As spring approaches, as does wedding season. Wedding planning can be one of the most challenging and stressful things that a pre-marital couple experiences. Dr. Julie Peterson, a certified PREPARE/ENRICH facilitator and Licensed Clinical Psychologist at LifeStance Health Clinical Services, understands how differing views and opinions are inevitable when wedding planning just as they are in marriages. Dr. Peterson advises PREPARE/ENRICH’s five helpful strategies when approaching wedding plans to manage stress:

1. Consider the big picture. Some couples differ greatly in their dream weddings. Some wish to have a destination wedding while others may prefer a traditional church wedding. Being able to look at the big picture around the couples’ needs, such as guest list or finances, can help determine ways to resolve differences.

2. Ask yourself who cares more. At times, one partner may have stronger feelings around an issue than the other. In times such as this, it is recommended to consider which partner cares the most about a specific concern and to find ways to give more to that person.

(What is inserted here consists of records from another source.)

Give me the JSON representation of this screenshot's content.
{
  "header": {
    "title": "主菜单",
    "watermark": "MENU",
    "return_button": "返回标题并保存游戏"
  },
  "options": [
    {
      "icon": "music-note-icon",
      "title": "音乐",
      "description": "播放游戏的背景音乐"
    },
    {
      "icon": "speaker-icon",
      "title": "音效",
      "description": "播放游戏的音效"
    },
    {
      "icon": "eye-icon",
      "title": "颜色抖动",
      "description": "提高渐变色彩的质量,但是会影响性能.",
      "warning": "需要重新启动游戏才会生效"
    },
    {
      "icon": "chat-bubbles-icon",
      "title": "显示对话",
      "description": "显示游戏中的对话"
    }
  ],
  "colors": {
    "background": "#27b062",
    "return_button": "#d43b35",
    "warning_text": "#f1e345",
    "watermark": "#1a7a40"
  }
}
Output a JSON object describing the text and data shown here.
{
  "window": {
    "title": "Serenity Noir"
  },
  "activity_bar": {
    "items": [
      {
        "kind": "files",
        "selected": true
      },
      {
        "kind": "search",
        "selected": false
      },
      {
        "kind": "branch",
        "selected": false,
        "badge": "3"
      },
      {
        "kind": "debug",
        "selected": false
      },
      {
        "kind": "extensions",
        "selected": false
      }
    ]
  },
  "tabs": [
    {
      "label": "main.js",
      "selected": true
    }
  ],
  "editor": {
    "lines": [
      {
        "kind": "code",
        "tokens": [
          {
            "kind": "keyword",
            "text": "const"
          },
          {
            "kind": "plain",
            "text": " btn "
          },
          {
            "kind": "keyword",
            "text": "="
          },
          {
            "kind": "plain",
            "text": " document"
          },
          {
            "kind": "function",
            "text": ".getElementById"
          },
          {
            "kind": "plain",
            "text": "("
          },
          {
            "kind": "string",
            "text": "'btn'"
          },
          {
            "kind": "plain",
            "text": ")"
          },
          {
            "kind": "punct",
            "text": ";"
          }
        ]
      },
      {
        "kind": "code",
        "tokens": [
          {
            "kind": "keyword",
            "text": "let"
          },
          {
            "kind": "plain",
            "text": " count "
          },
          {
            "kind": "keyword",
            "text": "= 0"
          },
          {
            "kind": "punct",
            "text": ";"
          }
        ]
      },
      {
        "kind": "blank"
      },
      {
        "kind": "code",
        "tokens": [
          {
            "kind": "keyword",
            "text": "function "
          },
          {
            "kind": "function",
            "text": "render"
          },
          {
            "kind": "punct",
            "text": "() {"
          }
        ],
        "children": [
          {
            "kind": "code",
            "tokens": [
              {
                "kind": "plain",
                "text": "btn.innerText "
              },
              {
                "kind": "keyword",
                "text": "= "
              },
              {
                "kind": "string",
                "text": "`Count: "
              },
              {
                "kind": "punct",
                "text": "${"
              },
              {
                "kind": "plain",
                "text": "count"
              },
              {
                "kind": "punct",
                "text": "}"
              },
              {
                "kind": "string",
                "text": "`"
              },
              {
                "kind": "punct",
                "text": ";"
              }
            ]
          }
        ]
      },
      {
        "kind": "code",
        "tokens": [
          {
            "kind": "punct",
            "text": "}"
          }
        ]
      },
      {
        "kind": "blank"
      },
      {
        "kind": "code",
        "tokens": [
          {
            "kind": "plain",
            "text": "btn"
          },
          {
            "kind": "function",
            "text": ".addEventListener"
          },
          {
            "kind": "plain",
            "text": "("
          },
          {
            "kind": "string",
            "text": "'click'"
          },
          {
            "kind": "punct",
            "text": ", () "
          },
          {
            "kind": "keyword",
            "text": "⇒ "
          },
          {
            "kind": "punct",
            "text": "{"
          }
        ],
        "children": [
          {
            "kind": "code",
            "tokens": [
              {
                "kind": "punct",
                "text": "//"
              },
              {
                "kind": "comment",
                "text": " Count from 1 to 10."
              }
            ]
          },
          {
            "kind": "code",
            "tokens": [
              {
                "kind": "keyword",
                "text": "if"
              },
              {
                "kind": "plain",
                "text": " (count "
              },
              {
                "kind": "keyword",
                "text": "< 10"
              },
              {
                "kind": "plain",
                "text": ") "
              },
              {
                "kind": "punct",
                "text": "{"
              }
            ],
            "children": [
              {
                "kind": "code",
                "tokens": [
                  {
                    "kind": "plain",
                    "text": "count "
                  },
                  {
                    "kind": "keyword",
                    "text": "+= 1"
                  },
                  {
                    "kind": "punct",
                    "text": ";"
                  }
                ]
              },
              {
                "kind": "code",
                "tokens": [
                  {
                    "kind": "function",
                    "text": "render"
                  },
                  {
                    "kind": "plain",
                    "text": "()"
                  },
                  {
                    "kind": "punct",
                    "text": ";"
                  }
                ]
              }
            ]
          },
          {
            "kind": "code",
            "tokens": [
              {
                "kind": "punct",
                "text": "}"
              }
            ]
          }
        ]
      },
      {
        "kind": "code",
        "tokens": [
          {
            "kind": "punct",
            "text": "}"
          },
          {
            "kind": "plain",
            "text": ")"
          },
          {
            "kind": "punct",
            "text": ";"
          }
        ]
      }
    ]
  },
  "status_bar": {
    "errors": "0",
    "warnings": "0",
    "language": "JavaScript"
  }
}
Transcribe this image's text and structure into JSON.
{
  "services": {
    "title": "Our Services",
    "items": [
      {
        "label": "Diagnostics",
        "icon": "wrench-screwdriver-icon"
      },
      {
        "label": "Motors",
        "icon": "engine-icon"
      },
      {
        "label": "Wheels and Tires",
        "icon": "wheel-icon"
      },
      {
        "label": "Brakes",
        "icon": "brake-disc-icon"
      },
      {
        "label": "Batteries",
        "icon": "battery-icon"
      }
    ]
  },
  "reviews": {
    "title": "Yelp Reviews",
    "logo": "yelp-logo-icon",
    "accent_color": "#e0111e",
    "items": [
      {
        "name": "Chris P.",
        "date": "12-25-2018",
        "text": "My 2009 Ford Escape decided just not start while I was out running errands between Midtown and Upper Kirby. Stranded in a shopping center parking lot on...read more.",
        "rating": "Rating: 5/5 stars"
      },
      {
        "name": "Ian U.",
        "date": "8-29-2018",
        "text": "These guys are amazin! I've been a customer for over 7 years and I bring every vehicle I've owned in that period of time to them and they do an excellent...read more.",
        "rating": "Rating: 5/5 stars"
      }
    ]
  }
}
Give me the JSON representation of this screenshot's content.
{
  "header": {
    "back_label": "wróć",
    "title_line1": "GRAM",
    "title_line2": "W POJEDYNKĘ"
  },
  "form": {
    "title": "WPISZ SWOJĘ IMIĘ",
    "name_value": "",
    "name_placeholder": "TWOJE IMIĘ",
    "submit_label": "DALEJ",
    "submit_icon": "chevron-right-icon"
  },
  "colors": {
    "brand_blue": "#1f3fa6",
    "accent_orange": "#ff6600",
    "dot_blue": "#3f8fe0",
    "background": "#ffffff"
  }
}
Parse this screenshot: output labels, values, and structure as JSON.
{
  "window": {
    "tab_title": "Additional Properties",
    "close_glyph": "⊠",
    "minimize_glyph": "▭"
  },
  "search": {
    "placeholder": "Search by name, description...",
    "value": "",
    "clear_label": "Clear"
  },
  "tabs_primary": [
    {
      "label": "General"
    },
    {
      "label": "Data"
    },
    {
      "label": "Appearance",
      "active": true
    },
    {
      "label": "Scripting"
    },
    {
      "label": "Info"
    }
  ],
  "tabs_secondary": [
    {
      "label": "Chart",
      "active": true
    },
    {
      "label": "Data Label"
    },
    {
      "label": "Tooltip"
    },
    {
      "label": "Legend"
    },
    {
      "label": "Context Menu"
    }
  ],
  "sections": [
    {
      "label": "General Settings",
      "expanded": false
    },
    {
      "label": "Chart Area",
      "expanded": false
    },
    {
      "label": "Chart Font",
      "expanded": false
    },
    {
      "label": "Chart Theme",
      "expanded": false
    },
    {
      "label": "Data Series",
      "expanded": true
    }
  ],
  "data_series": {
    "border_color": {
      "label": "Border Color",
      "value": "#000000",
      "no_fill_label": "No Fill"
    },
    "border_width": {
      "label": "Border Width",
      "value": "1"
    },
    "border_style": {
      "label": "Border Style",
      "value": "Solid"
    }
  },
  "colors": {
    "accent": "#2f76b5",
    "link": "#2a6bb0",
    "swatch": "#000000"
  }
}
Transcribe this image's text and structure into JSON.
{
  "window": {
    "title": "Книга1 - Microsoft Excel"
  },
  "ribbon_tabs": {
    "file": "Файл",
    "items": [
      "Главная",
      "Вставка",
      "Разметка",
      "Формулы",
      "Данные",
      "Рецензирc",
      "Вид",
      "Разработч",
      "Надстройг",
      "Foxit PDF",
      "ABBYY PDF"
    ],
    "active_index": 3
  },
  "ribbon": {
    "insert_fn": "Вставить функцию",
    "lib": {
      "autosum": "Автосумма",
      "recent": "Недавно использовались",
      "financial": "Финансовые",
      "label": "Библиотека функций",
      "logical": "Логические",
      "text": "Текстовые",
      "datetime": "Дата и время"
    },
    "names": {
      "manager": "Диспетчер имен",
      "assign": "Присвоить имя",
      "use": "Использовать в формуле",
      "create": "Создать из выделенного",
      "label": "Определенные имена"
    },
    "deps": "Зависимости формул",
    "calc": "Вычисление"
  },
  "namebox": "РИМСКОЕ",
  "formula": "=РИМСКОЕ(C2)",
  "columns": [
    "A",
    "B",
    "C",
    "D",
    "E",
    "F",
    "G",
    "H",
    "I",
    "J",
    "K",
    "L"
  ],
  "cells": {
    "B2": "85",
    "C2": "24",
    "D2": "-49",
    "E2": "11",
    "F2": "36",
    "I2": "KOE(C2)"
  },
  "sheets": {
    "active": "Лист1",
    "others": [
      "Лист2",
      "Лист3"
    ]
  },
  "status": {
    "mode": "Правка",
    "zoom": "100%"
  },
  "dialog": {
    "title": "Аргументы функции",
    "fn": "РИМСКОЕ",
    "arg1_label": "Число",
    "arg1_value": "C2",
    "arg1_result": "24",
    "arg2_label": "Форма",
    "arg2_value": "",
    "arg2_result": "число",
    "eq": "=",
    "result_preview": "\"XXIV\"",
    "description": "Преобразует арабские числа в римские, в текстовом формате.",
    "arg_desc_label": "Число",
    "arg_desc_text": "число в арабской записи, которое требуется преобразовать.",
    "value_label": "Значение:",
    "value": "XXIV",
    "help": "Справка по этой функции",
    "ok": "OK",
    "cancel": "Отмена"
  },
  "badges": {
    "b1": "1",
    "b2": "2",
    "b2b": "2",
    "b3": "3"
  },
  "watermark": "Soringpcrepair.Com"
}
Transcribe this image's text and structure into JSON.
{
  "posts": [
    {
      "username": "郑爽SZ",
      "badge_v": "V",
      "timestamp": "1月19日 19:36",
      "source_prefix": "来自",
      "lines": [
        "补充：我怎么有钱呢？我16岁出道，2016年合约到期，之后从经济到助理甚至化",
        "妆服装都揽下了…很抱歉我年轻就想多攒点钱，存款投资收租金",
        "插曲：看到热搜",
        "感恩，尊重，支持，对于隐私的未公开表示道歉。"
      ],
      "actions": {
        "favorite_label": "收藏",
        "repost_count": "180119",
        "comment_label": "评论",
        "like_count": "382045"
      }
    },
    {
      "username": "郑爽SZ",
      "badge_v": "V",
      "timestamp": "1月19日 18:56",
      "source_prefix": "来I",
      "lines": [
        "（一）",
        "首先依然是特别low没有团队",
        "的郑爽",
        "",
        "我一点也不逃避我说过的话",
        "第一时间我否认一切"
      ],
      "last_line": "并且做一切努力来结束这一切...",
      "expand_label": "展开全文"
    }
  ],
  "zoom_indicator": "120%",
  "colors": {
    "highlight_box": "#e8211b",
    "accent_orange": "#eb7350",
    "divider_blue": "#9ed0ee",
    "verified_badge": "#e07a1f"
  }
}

3. Assess your wedding planning stress and delegate. One partner may become upset when their partner does not follow through on a task. Rather than becoming defensive or critical, it is recommended to politely offer to take on a task. When this responsibility is shifted, the partner who is relieved of one responsibility should then offer to help with another task. This can assist with relieving one partner from feeling overwhelmed and avoid taking on too much.

4. Teach and learn from one another. Couples often assume their partner “gets it” in terms of stress and planning. Rather than leaving one’s partner to guess what should be involved in the wedding, both partners should educate each other about their families and traditions. This is especially true in cases where there are couples from different cultural or religious backgrounds.

5. Consider whether deeper issues are underlying your conflict. Sometimes conflict during wedding planning may be stemming from deeper feelings of hurt, anxiety, envy or competition. For example, a partner may feel envious towards his/her partner for having a bigger family or circle of friends. In other cases, conflict may not be between the couple but rather between one partner and his/her family members.

When there appears to be larger areas of conflict, Dr. Peterson recommends that pre-marital couples attend pre-marital counseling to strengthen their relationship as it approaches the next stage. PREPARE/ENRICH is a pre-martial divorce-prevention program that focuses on aiding couples in navigating challenging discussions early and to learn effective strategies meant to build a healthy marriage. Common tools of focused are effective communication, conflict resolution, and future relationship goals.